The IRS has been increasing its focus on tax return preparers who file false or fraudulent tax returns.
Congress recently beefed up the due diligence requirements preparers have to comply with and the penalty amounts have also been increased.
But these laws only apply to tax returns the preparer actually prepared. In Tolentino v. United States, No. 18-10240 (5th Cir. 2019), the tax return preparer was held liable for tax returns she did not prepare.
Facts & Procedural History
Tolentino worked as a tax return preparer in Texas. The IRS noted that the tax preparation firm she worked for had a higher-than-usual amount of returns that reported refunds.
The IRS criminal investigation unit had two undercover agents approach Tolentino about preparing their tax returns. Tolentino prepared false tax returns for the special agents. The returns included education tax credits that should not have been taken.
The IRS special agents then interviewed seven of the tax firm’s clients that used Tolentino to prepare their tax returns. All of the returns included education credits that should not have been taken.
The government indicted Tolentino and charged her with filing false tax returns. As part of the sentencing, the U.S. Probation Office prepared a presentence investigation report noting that the seven returns resulted in $37 thousand of education tax credits that should not have been taken and that $2 million of refunds were issued for all tax returns prepared by the tax firm Tolentino worked for. Many of the returns were filed using Tlentino’s PTIN.
Tolentino entered into a plea agreement; however, she objected to the amount included in the presentence investigation report in applying the Federal sentencing guidelines. At the sentencing hearing, she argued that her filing information was used by all tax return preparers at her tax firm and that she should only be liable for the returns she actually prepared. The court did not agree. The court sentenced Tolentino to six months in jail and $2 million in restitution.
Paying Restitution to the IRS
The courts are able to order defendants to pay restitution to the IRS. They do so in a number of different types of tax cases, such as tax return preparer cases like this one.
Typically the amount of restitution is based on the defendant’s own conduct.

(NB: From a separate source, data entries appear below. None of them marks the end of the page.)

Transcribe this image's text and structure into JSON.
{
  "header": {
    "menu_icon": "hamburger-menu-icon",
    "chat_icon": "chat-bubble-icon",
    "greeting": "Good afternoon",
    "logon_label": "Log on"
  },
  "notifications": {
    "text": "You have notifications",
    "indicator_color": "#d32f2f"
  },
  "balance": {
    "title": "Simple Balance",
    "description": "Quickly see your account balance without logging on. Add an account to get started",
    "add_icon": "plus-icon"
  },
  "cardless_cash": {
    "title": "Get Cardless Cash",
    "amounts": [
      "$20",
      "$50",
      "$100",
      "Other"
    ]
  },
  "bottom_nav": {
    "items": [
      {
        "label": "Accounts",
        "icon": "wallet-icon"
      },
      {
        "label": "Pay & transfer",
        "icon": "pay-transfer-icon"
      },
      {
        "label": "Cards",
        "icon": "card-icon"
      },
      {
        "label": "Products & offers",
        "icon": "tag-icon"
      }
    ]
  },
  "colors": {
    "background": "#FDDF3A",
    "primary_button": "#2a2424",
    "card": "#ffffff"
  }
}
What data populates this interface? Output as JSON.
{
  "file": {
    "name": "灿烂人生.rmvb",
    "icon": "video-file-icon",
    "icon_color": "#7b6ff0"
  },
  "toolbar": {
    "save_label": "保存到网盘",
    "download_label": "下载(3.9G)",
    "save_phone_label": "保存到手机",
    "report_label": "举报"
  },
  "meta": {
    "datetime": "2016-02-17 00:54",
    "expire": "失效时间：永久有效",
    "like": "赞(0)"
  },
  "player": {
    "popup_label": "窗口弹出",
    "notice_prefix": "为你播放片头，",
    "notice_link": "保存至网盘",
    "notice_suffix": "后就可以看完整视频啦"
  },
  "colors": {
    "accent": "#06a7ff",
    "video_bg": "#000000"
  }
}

In this case, one would think this would be the losses the IRS sustained due to the returns Tolentino prepared herself.
The Terms of the Plea Agreement
But the plea agreement, in this case, did not provide for that. Tolentino entered into a plea agreement that agreed to pay “losses resulting from all of her criminal conduct involving the preparing and filing of false and fraudulent tax returns,” which would not be “limited to losses stemming from the offense of conviction alone.” She also agreed to be “jointly and severable liable for payment of all restitution,” as written in the presentence investigation report.
Thus, she agreed to be jointly liable for restitution. But the language in the plea agreement was not clear. The court noted that:
Tolentino claims that by including the language, “her criminal conduct,” she intended to be liable only for returns she herself filed. Other sections of the plea agreement, though, stated that restitution could arise from “all relevant conduct,” and she agreed to be “jointly and severable liable for payment of all restitution.” We acknowledge that the broader language is in a section of the agreement setting out the maximum penalties, while the language on which she relies is in a section setting out restitution. That factor was for the district court to take into account.
The court concluded that either interpretation is plausible. Therefore it upheld the trial court’s decision, which means that Tolentino had to repay the full $2 million–even though part of this amount was for tax returns she did not prepare.